• **What to work on**: Please show each line of the listing where "Orthographic" is present.

• **The input**:
•••••

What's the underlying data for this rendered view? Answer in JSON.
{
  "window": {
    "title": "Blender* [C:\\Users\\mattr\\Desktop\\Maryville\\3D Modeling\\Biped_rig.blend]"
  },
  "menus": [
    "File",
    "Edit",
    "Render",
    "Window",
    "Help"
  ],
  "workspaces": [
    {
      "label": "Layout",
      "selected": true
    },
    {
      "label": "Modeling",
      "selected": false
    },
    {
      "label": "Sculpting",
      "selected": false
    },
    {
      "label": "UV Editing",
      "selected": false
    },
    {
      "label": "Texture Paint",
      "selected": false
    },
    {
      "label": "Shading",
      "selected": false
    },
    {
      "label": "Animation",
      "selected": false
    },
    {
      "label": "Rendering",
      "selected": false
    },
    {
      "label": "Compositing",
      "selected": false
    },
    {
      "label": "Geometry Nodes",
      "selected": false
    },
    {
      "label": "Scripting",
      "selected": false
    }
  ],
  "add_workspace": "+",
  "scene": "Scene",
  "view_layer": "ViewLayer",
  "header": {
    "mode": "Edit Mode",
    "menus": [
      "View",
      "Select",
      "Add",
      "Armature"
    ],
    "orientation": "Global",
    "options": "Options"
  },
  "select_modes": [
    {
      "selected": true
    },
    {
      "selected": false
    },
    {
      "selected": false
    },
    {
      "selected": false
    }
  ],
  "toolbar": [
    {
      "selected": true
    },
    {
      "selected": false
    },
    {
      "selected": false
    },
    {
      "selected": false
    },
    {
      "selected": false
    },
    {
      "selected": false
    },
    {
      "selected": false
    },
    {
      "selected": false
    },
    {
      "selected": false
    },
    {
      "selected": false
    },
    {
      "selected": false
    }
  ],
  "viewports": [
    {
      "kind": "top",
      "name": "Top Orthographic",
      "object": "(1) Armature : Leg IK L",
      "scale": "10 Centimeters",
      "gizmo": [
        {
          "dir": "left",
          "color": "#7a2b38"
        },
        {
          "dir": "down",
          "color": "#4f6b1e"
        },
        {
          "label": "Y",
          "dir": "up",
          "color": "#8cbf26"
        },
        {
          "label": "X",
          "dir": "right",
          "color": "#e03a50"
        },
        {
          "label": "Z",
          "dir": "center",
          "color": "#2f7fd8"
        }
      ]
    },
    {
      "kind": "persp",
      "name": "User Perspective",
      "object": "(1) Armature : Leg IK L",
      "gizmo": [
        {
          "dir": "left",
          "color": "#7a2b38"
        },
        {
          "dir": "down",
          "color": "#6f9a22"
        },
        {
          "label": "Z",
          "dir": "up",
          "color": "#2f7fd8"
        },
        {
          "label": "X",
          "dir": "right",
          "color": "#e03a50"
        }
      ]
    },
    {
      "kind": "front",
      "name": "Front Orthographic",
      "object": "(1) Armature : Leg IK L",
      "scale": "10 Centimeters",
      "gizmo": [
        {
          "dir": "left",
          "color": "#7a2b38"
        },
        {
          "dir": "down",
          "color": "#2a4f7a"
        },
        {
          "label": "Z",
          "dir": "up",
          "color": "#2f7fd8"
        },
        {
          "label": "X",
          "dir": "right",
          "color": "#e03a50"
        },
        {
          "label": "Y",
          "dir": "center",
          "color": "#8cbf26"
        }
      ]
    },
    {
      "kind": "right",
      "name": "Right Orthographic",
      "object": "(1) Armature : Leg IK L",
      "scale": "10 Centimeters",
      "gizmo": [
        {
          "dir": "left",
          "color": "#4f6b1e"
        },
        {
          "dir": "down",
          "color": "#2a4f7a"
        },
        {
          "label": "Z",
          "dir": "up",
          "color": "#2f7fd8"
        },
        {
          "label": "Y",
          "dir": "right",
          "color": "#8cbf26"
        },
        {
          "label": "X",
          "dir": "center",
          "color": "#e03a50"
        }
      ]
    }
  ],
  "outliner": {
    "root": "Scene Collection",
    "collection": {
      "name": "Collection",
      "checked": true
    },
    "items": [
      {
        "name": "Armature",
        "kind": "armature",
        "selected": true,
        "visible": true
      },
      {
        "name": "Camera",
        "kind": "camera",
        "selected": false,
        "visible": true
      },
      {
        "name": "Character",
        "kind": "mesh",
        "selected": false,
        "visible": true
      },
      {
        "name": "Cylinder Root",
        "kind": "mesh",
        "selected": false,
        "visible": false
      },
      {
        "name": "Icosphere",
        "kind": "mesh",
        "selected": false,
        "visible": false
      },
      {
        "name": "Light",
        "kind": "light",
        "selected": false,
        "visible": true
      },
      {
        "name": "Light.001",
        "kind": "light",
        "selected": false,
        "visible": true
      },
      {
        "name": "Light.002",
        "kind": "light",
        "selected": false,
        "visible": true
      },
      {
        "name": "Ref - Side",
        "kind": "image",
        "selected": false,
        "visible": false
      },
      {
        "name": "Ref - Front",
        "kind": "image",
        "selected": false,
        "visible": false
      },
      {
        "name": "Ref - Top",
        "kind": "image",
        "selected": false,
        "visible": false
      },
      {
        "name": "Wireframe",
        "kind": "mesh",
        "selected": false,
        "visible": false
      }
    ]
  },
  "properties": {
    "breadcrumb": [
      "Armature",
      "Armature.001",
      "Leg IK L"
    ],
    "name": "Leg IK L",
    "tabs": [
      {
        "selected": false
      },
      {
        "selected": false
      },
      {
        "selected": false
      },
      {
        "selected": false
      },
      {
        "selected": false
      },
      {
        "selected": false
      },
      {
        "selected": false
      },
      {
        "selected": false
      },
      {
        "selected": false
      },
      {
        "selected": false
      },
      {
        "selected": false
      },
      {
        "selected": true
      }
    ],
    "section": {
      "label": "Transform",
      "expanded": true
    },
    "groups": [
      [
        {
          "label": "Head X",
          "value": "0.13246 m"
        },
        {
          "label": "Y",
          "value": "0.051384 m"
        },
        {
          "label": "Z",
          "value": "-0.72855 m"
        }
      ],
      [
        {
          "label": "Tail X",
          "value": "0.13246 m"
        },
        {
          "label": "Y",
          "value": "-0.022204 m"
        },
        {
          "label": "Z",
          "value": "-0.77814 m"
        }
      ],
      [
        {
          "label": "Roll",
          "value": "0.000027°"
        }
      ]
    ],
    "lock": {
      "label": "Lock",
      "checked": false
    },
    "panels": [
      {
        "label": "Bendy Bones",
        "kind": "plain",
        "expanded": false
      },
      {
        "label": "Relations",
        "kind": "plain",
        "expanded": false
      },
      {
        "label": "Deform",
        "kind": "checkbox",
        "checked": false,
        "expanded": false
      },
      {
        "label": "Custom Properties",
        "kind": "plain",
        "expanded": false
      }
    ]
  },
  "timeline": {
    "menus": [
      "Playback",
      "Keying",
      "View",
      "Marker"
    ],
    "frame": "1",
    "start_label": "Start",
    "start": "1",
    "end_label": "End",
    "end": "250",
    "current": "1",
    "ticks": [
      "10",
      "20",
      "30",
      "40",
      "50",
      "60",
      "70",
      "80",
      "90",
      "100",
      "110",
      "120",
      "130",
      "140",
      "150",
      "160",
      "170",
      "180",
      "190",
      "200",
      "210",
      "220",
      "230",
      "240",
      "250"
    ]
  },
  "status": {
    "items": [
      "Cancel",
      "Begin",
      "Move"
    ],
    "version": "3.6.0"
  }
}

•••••

• **Response to this task**:
      "name": "Top Orthographic",
      "name": "Front Orthographic",
      "name": "Right Orthographic",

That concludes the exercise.